It came down to two simple changes. The creation of national identity schemes and access to basic mobile phone technology. These two factors are responsible for the greatest ever financial mobilization that the world has ever seen.
The next stage of this revolution will be the creation of commerce that sits exclusively on top of the mobile internet. Digital inclusion should now be one the primary goals of governments the world over, recognizing that financial inclusion, commerce, and growth are closely aligned to the evolution of the smart phone and the internet. Digital inclusion looks like it will become a basic human right along with access to electricity, fresh water, education, and basic healthcare.
By 2030, it is anticipated that more than 95 percent of the world’s population will have access to the Internet through a smart phone. Smart phones are increasingly becoming cheaper and cheaper to manufacture and deploy. Today brand-new basic smartphones can be found on the streets of India, South Africa and Nigeria for under US$50. By 2030 it is expected that such devices will be available essentially for free with basic subscription services for access to the Internet. It’s likely that tech giants like Facebook, Google, Tencent, Alibaba and Amazon will move to give away smartphone access to individuals who subscribe to basic services through their infrastructure.

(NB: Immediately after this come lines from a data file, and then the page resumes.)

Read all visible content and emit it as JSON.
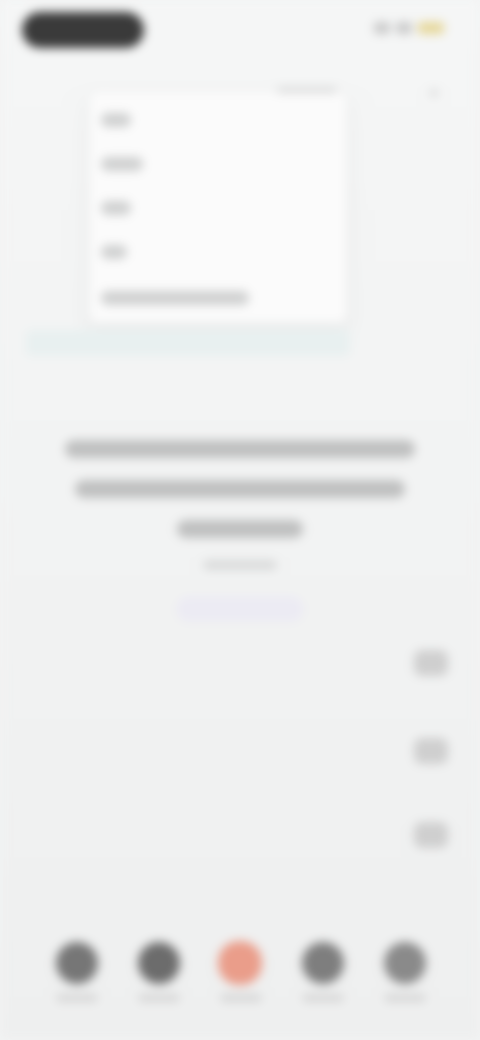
{
  "status_bar": {
    "pill": "status-pill",
    "icons": [
      "signal-icon",
      "wifi-icon",
      "battery-icon"
    ],
    "battery_color": "#e6d79a"
  },
  "close": {
    "icon": "close-icon"
  },
  "menu": {
    "items": [
      "",
      "",
      "",
      "",
      ""
    ]
  },
  "message": {
    "lines": [
      "",
      "",
      ""
    ],
    "subtext": "",
    "cta_label": ""
  },
  "side_actions": [
    "action-icon",
    "action-icon",
    "action-icon"
  ],
  "bottom_nav": {
    "items": [
      {
        "icon": "nav-icon",
        "label": ""
      },
      {
        "icon": "nav-icon",
        "label": ""
      },
      {
        "icon": "nav-icon",
        "label": "",
        "accent": "#ea9d8a"
      },
      {
        "icon": "nav-icon",
        "label": ""
      },
      {
        "icon": "nav-icon",
        "label": ""
      }
    ]
  }
}
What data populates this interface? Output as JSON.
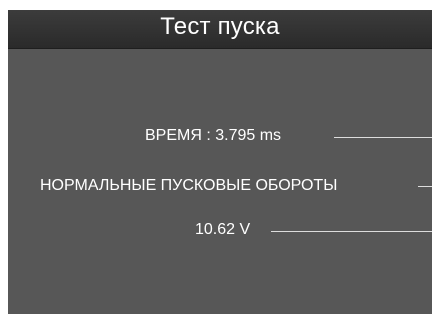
{
  "app": {
    "title": "Тест пуска"
  },
  "readings": {
    "time": "ВРЕМЯ : 3.795 ms",
    "rpm_status": "НОРМАЛЬНЫЕ ПУСКОВЫЕ ОБОРОТЫ",
    "voltage": "10.62 V"
  },
  "colors": {
    "panel_background": "#575757",
    "title_bar": "#2f2f2f",
    "text": "#ffffff"
  }
}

By 2050 access to basic internet infrastructure will be ubiquitous globally, meaning everyone will participate in the digital economy and financial inclusion will be the norm.
Taken from The Rise of Technosocialism: How Inequality, AI and Climate will Usher in a New World, by Brett King & Richard Petty, Published by Marshall Cavendish Business, 2021.